Both actors pull you to their agony. You root for them, even when it’s clear that their characters are making the wrong decisions. Decisions that will get decided for them through the perpetual plot of the Marvel Cinematic Universe. The first episode of The Falcon and the Winter Soldier plods purposefully, but it also has you impatiently bobbing your knee, waiting for the good stuff to arrive.
Head writer Malcolm Spellman knows our favorite Sam and Bucky moment: the two competing Captain America BFFs finding unity in the back of a Volkswagon Bug as Steve finally makes his move on Sharon Carter (Emily VanCamp) in Captain America: Civil War. He’s not going to give us that in Round One. They’ll get there, but only when Steve’s legacy comes under fire.

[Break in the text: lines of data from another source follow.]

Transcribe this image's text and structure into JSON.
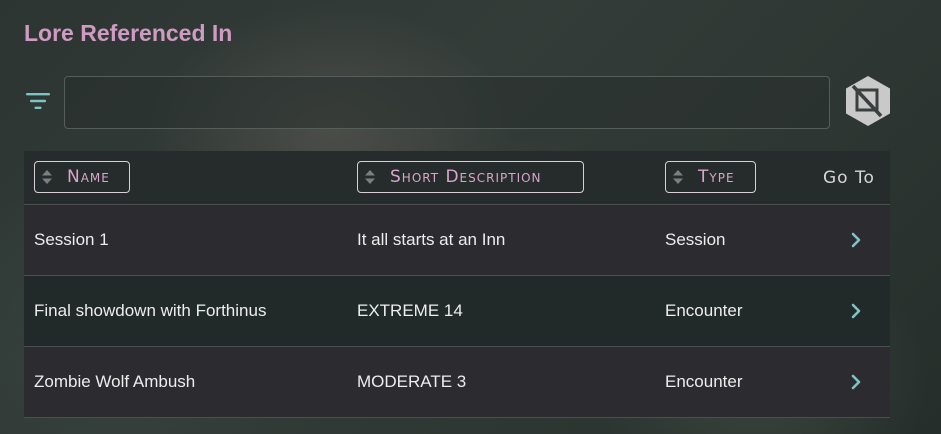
{
  "section": {
    "title": "Lore Referenced In"
  },
  "filter": {
    "value": "",
    "placeholder": ""
  },
  "table": {
    "headers": {
      "name": "Name",
      "short_description": "Short Description",
      "type": "Type",
      "go_to": "Go To"
    },
    "rows": [
      {
        "name": "Session 1",
        "short_description": "It all starts at an Inn",
        "type": "Session"
      },
      {
        "name": "Final showdown with Forthinus",
        "short_description": "EXTREME 14",
        "type": "Encounter"
      },
      {
        "name": "Zombie Wolf Ambush",
        "short_description": "MODERATE 3",
        "type": "Encounter"
      }
    ]
  },
  "colors": {
    "accent": "#cf9bc3",
    "icon_teal": "#7fc4c0",
    "row_dark": "#2b2b30",
    "row_teal": "#222a29"
  },
  "icons": {
    "filter": "filter-lines-icon",
    "toggle": "hexagon-square-slash-icon",
    "sort": "sort-up-down-icon",
    "go": "chevron-right-icon"
  }
}
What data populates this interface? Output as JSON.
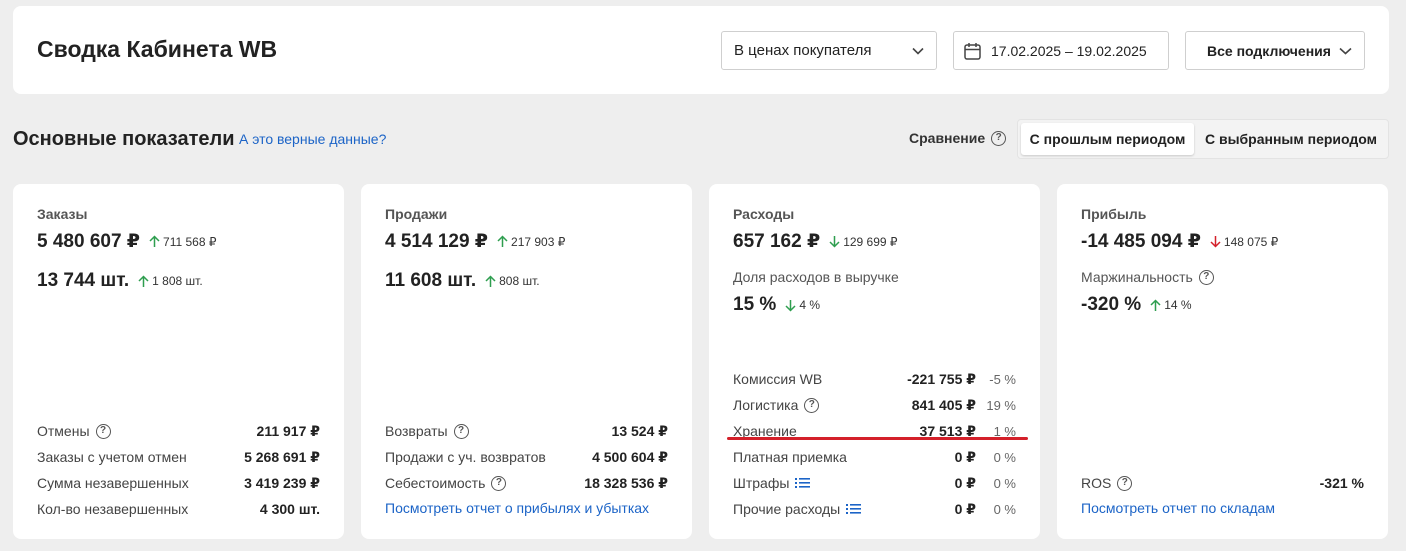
{
  "header": {
    "title": "Сводка Кабинета WB",
    "price_mode": "В ценах покупателя",
    "date_range": "17.02.2025 – 19.02.2025",
    "connections": "Все подключения"
  },
  "section": {
    "title": "Основные показатели",
    "link": "А это верные данные?",
    "compare_label": "Сравнение",
    "compare_options": [
      "С прошлым периодом",
      "С выбранным периодом"
    ],
    "compare_active": "С прошлым периодом"
  },
  "colors": {
    "up": "#2e9e4f",
    "down": "#d4202a",
    "link": "#1c64c7"
  },
  "cards": {
    "orders": {
      "title": "Заказы",
      "sum": "5 480 607 ₽",
      "sum_delta": "711 568 ₽",
      "sum_dir": "up",
      "qty": "13 744 шт.",
      "qty_delta": "1 808 шт.",
      "qty_dir": "up",
      "rows": [
        {
          "label": "Отмены",
          "value": "211 917 ₽",
          "help": true
        },
        {
          "label": "Заказы с учетом отмен",
          "value": "5 268 691 ₽"
        },
        {
          "label": "Сумма незавершенных",
          "value": "3 419 239 ₽"
        },
        {
          "label": "Кол-во незавершенных",
          "value": "4 300 шт."
        }
      ]
    },
    "sales": {
      "title": "Продажи",
      "sum": "4 514 129 ₽",
      "sum_delta": "217 903 ₽",
      "sum_dir": "up",
      "qty": "11 608 шт.",
      "qty_delta": "808 шт.",
      "qty_dir": "up",
      "rows": [
        {
          "label": "Возвраты",
          "value": "13 524 ₽",
          "help": true
        },
        {
          "label": "Продажи с уч. возвратов",
          "value": "4 500 604 ₽"
        },
        {
          "label": "Себестоимость",
          "value": "18 328 536 ₽",
          "help": true
        }
      ],
      "link": "Посмотреть отчет о прибылях и убытках"
    },
    "expenses": {
      "title": "Расходы",
      "sum": "657 162 ₽",
      "sum_delta": "129 699 ₽",
      "sum_dir": "down-good",
      "share_label": "Доля расходов в выручке",
      "share": "15 %",
      "share_delta": "4 %",
      "share_dir": "down-good",
      "rows": [
        {
          "label": "Комиссия WB",
          "value": "-221 755 ₽",
          "pct": "-5 %"
        },
        {
          "label": "Логистика",
          "value": "841 405 ₽",
          "pct": "19 %",
          "help": true
        },
        {
          "label": "Хранение",
          "value": "37 513 ₽",
          "pct": "1 %"
        },
        {
          "label": "Платная приемка",
          "value": "0 ₽",
          "pct": "0 %"
        },
        {
          "label": "Штрафы",
          "value": "0 ₽",
          "pct": "0 %",
          "list": true
        },
        {
          "label": "Прочие расходы",
          "value": "0 ₽",
          "pct": "0 %",
          "list": true
        }
      ]
    },
    "profit": {
      "title": "Прибыль",
      "sum": "-14 485 094 ₽",
      "sum_delta": "148 075 ₽",
      "sum_dir": "down-bad",
      "margin_label": "Маржинальность",
      "margin": "-320 %",
      "margin_delta": "14 %",
      "margin_dir": "up",
      "ros_label": "ROS",
      "ros_value": "-321 %",
      "link": "Посмотреть отчет по складам"
    }
  }
}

While Marvel’s first Disney+ series, WandaVision, initially masked its trauma through a delightful and mysterious sitcom fantasy, The Falcon and the Winter Soldier puts its pain upfront. That’s an excitement that producer Kevin Feige has mastered. While other superhero releases this week promise bigger and badder plots involving world-ending catastrophes stacked atop each other, The Falcon and the Winter Soldier connects its universe through heartache.
The show is not about Flag-Smasher or Daniel Bruhl‘s diabolical return as Zemo. The Falcon and the Winter Soldier is about finding a satisfying life for Sam and Bucky while their best friend enjoys some well-earned rest. Those here for punching, kicking, shooting, and cameos (okay, yeah, there are a few of those) will find their fingers tapping fruitlessly.
Sure, Marvel always delivers on the beam of blue light firing into the sky, so action junkies can take faith in that, but with six episodes to wade within, The Falcon and the Winter Soldier is more My Little Pony than anything else. Friendship is magic. And it’s warm, and it’s fuzzy, and it’s ridiculous, and it’s complicated, and it’s also just the best.